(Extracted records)
########

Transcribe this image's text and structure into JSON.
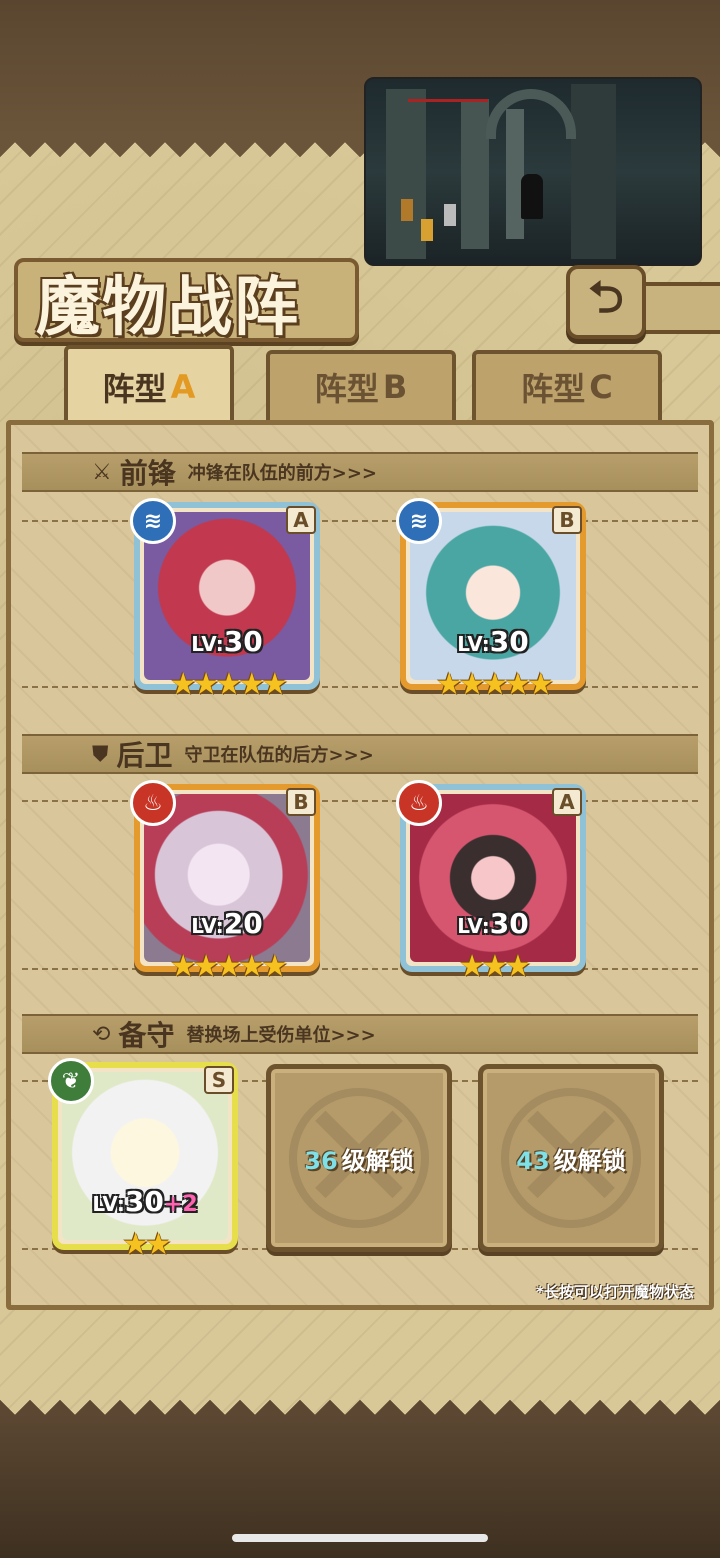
{
  "header": {
    "title": "魔物战阵",
    "back_icon": "back-arrow-icon"
  },
  "tabs": [
    {
      "label": "阵型",
      "letter": "A",
      "active": true
    },
    {
      "label": "阵型",
      "letter": "B",
      "active": false
    },
    {
      "label": "阵型",
      "letter": "C",
      "active": false
    }
  ],
  "sections": {
    "front": {
      "name": "前锋",
      "desc": "冲锋在队伍的前方>>>",
      "icon": "sword-icon"
    },
    "rear": {
      "name": "后卫",
      "desc": "守卫在队伍的后方>>>",
      "icon": "shield-icon"
    },
    "reserve": {
      "name": "备守",
      "desc": "替换场上受伤单位>>>",
      "icon": "swap-icon"
    }
  },
  "units": {
    "front_1": {
      "rank": "A",
      "element": "water",
      "lv_prefix": "LV:",
      "lv": "30",
      "stars": 5
    },
    "front_2": {
      "rank": "B",
      "element": "water",
      "lv_prefix": "LV:",
      "lv": "30",
      "stars": 5
    },
    "rear_1": {
      "rank": "B",
      "element": "fire",
      "lv_prefix": "LV:",
      "lv": "20",
      "stars": 5
    },
    "rear_2": {
      "rank": "A",
      "element": "fire",
      "lv_prefix": "LV:",
      "lv": "30",
      "stars": 3
    },
    "reserve_1": {
      "rank": "S",
      "element": "leaf",
      "lv_prefix": "LV:",
      "lv": "30",
      "bonus": "+2",
      "stars": 2
    }
  },
  "locked_slots": [
    {
      "level": "36",
      "text": "级解锁"
    },
    {
      "level": "43",
      "text": "级解锁"
    }
  ],
  "hint": "*长按可以打开魔物状态",
  "colors": {
    "accent_orange": "#e49a2c",
    "frame_blue": "#8fc2d7",
    "frame_yellow": "#e6de4a",
    "water": "#2e6fb8",
    "fire": "#c83526",
    "leaf": "#3f7d3a",
    "star": "#f6c21f"
  }
}
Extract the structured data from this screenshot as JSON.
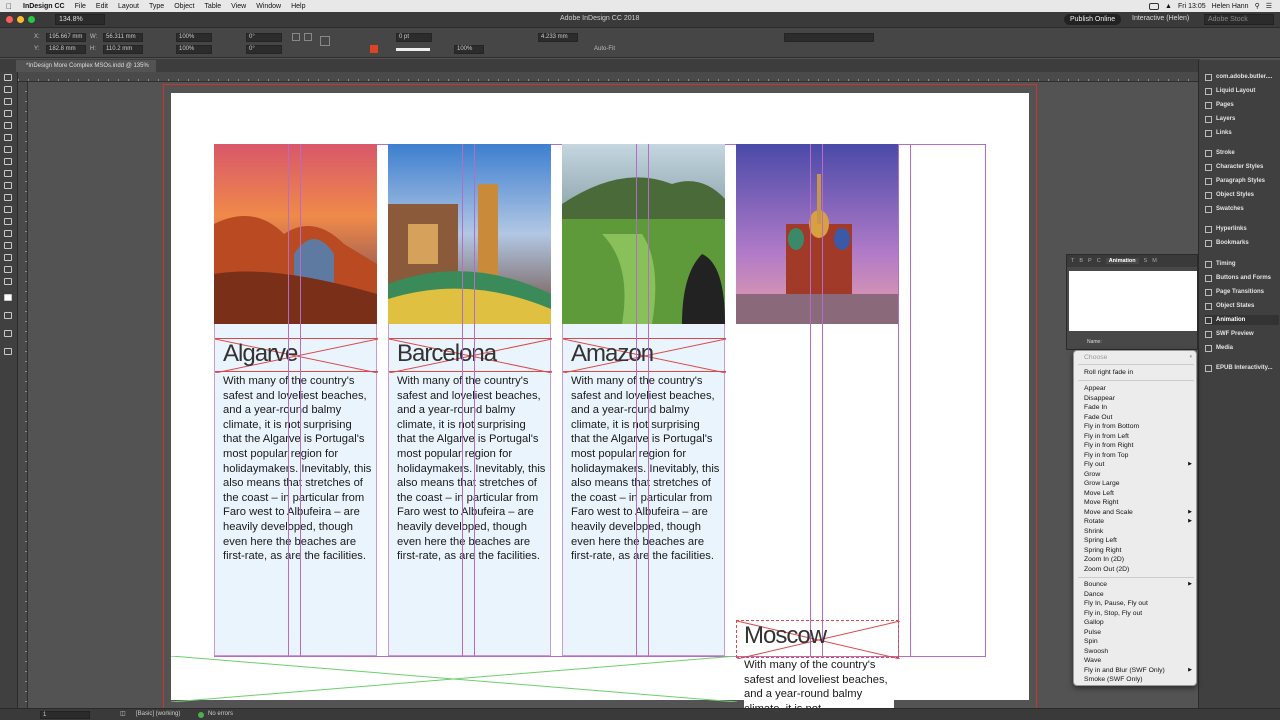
{
  "menubar": {
    "app_name": "InDesign CC",
    "items": [
      "File",
      "Edit",
      "Layout",
      "Type",
      "Object",
      "Table",
      "View",
      "Window",
      "Help"
    ],
    "clock": "Fri 13:05",
    "user": "Helen Hann"
  },
  "appbar": {
    "zoom": "134.8%",
    "title": "Adobe InDesign CC 2018",
    "publish": "Publish Online",
    "workspace": "Interactive (Helen)",
    "stock_placeholder": "Adobe Stock"
  },
  "controlbar": {
    "x_label": "X:",
    "x_value": "195.667 mm",
    "y_label": "Y:",
    "y_value": "182.8 mm",
    "w_label": "W:",
    "w_value": "56.311 mm",
    "h_label": "H:",
    "h_value": "110.2 mm",
    "scale_x": "100%",
    "scale_y": "100%",
    "rotate": "0°",
    "shear": "0°",
    "stroke_weight": "0 pt",
    "opacity": "100%",
    "gap": "4.233 mm",
    "autofit": "Auto-Fit"
  },
  "doc_tab": "*InDesign More Complex MSOs.indd @ 135%",
  "cards": [
    {
      "title": "Algarve",
      "body": "With many of the country's safest and loveliest beaches, and a year-round balmy climate, it is not surprising that the Algarve is Portugal's most popular region for holidaymakers. Inevitably, this also means that stretches of the coast – in particular from Faro west to Albufeira – are heavily developed, though even here the beaches are first-rate, as are the facilities."
    },
    {
      "title": "Barcelona",
      "body": "With many of the country's safest and loveliest beaches, and a year-round balmy climate, it is not surprising that the Algarve is Portugal's most popular region for holidaymakers. Inevitably, this also means that stretches of the coast – in particular from Faro west to Albufeira – are heavily developed, though even here the beaches are first-rate, as are the facilities."
    },
    {
      "title": "Amazon",
      "body": "With many of the country's safest and loveliest beaches, and a year-round balmy climate, it is not surprising that the Algarve is Portugal's most popular region for holidaymakers. Inevitably, this also means that stretches of the coast – in particular from Faro west to Albufeira – are heavily developed, though even here the beaches are first-rate, as are the facilities."
    }
  ],
  "moscow": {
    "title": "Moscow",
    "body": "With many of the country's safest and loveliest beaches, and a year-round balmy climate, it is not"
  },
  "dock": [
    "com.adobe.butler....",
    "Liquid Layout",
    "Pages",
    "Layers",
    "Links",
    "Stroke",
    "Character Styles",
    "Paragraph Styles",
    "Object Styles",
    "Swatches",
    "Hyperlinks",
    "Bookmarks",
    "Timing",
    "Buttons and Forms",
    "Page Transitions",
    "Object States",
    "Animation",
    "SWF Preview",
    "Media",
    "EPUB Interactivity..."
  ],
  "animpanel": {
    "tabs": [
      "T",
      "B",
      "P",
      "C",
      "Animation",
      "S",
      "M"
    ],
    "name_label": "Name:"
  },
  "dropdown": {
    "header": "Choose",
    "recent": "Roll right fade in",
    "group1": [
      {
        "label": "Appear"
      },
      {
        "label": "Disappear"
      },
      {
        "label": "Fade In"
      },
      {
        "label": "Fade Out"
      },
      {
        "label": "Fly in from Bottom"
      },
      {
        "label": "Fly in from Left"
      },
      {
        "label": "Fly in from Right"
      },
      {
        "label": "Fly in from Top"
      },
      {
        "label": "Fly out",
        "submenu": true
      },
      {
        "label": "Grow"
      },
      {
        "label": "Grow Large"
      },
      {
        "label": "Move Left"
      },
      {
        "label": "Move Right"
      },
      {
        "label": "Move and Scale",
        "submenu": true
      },
      {
        "label": "Rotate",
        "submenu": true
      },
      {
        "label": "Shrink"
      },
      {
        "label": "Spring Left"
      },
      {
        "label": "Spring Right"
      },
      {
        "label": "Zoom In (2D)"
      },
      {
        "label": "Zoom Out (2D)"
      }
    ],
    "group2": [
      {
        "label": "Bounce",
        "submenu": true
      },
      {
        "label": "Dance"
      },
      {
        "label": "Fly In, Pause, Fly out"
      },
      {
        "label": "Fly in, Stop, Fly out"
      },
      {
        "label": "Gallop"
      },
      {
        "label": "Pulse"
      },
      {
        "label": "Spin"
      },
      {
        "label": "Swoosh"
      },
      {
        "label": "Wave"
      },
      {
        "label": "Fly in and Blur (SWF Only)",
        "submenu": true
      },
      {
        "label": "Smoke (SWF Only)"
      }
    ]
  },
  "statusbar": {
    "page": "1",
    "style": "[Basic] (working)",
    "errors": "No errors"
  }
}
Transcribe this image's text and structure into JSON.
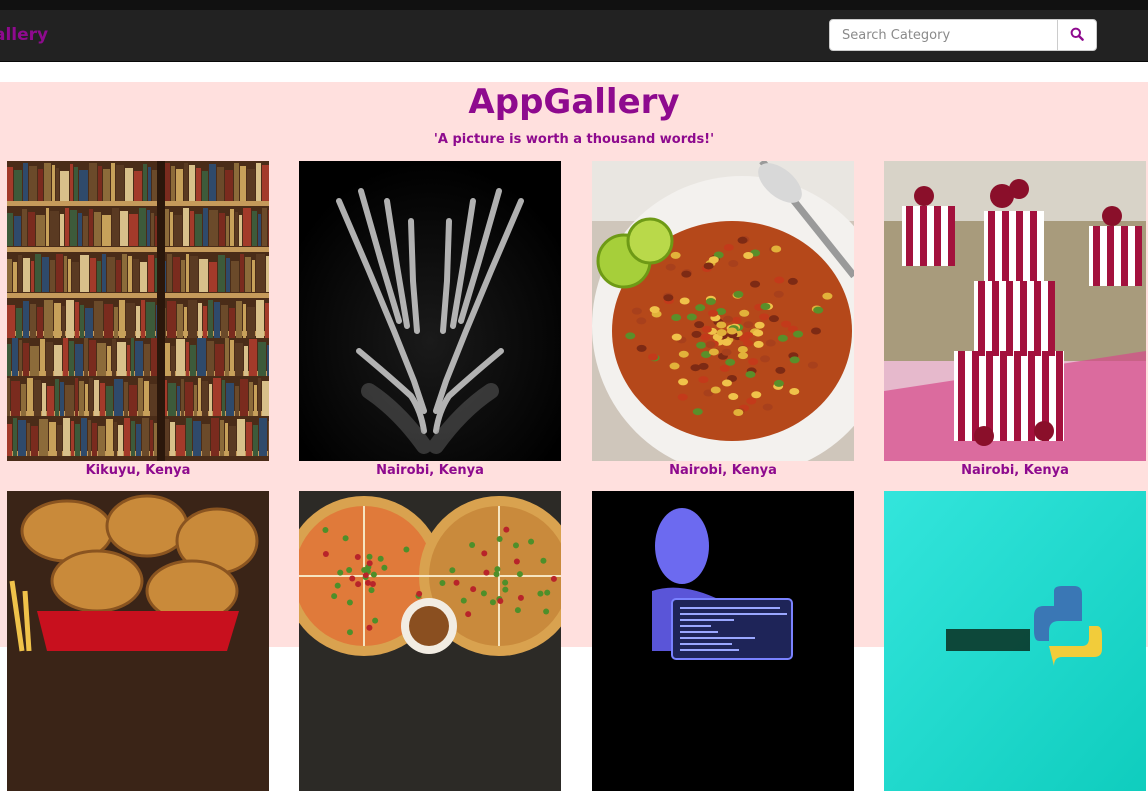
{
  "navbar": {
    "brand": "allery",
    "search": {
      "placeholder": "Search Category",
      "button_icon": "search-icon"
    }
  },
  "header": {
    "title": "AppGallery",
    "subtitle": "'A picture is worth a thousand words!'"
  },
  "gallery": {
    "items": [
      {
        "image": "bookshelf-photo",
        "location": "Kikuyu, Kenya"
      },
      {
        "image": "xray-hands-heart-photo",
        "location": "Nairobi, Kenya"
      },
      {
        "image": "bean-stew-plate-photo",
        "location": "Nairobi, Kenya"
      },
      {
        "image": "wedding-cake-photo",
        "location": "Nairobi, Kenya"
      },
      {
        "image": "fried-chicken-bucket-photo",
        "location": ""
      },
      {
        "image": "pizzas-photo",
        "location": ""
      },
      {
        "image": "hacker-laptop-photo",
        "location": ""
      },
      {
        "image": "django-python-logo-photo",
        "location": ""
      }
    ]
  },
  "colors": {
    "brand": "#8e0a8e",
    "navbar_bg": "#222222",
    "page_bg": "#ffe0de"
  }
}
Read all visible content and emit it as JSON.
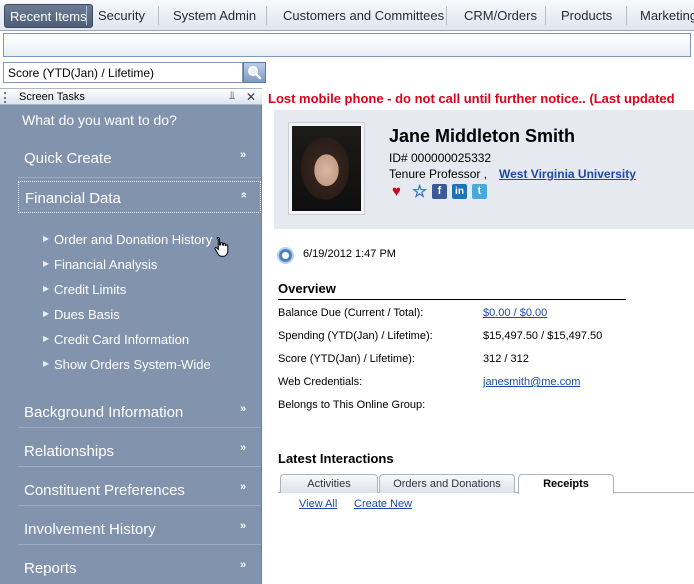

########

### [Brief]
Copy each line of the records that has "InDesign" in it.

### [Response to this task]
    "app_name": "InDesign CC",
    "title": "Adobe InDesign CC 2018",
  "doc_tab": "*InDesign More Complex MSOs.indd @ 135%",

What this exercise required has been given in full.